_Supplied records_.
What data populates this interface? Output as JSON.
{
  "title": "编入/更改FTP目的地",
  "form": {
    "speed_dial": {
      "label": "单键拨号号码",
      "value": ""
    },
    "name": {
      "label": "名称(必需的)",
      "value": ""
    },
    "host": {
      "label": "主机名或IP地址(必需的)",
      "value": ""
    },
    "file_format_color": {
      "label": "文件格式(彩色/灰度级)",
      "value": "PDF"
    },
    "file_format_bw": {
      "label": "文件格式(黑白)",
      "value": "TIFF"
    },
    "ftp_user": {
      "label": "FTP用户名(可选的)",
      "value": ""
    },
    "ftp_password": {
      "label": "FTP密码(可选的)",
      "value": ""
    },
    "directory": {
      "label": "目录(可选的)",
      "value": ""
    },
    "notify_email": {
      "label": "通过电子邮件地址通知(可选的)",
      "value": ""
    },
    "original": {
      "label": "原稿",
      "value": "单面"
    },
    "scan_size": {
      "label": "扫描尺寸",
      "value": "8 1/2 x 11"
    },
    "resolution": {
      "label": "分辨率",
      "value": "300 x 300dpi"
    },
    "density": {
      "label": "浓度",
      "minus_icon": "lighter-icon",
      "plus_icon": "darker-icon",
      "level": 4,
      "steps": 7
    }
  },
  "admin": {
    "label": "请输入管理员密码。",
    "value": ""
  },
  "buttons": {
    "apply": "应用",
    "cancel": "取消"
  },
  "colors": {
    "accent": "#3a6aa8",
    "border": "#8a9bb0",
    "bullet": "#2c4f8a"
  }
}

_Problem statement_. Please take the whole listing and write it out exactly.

_Answer box_.
What data populates this interface? Output as JSON.
{
  "title": "编入/更改FTP目的地",
  "form": {
    "speed_dial": {
      "label": "单键拨号号码",
      "value": ""
    },
    "name": {
      "label": "名称(必需的)",
      "value": ""
    },
    "host": {
      "label": "主机名或IP地址(必需的)",
      "value": ""
    },
    "file_format_color": {
      "label": "文件格式(彩色/灰度级)",
      "value": "PDF"
    },
    "file_format_bw": {
      "label": "文件格式(黑白)",
      "value": "TIFF"
    },
    "ftp_user": {
      "label": "FTP用户名(可选的)",
      "value": ""
    },
    "ftp_password": {
      "label": "FTP密码(可选的)",
      "value": ""
    },
    "directory": {
      "label": "目录(可选的)",
      "value": ""
    },
    "notify_email": {
      "label": "通过电子邮件地址通知(可选的)",
      "value": ""
    },
    "original": {
      "label": "原稿",
      "value": "单面"
    },
    "scan_size": {
      "label": "扫描尺寸",
      "value": "8 1/2 x 11"
    },
    "resolution": {
      "label": "分辨率",
      "value": "300 x 300dpi"
    },
    "density": {
      "label": "浓度",
      "minus_icon": "lighter-icon",
      "plus_icon": "darker-icon",
      "level": 4,
      "steps": 7
    }
  },
  "admin": {
    "label": "请输入管理员密码。",
    "value": ""
  },
  "buttons": {
    "apply": "应用",
    "cancel": "取消"
  },
  "colors": {
    "accent": "#3a6aa8",
    "border": "#8a9bb0",
    "bullet": "#2c4f8a"
  }
}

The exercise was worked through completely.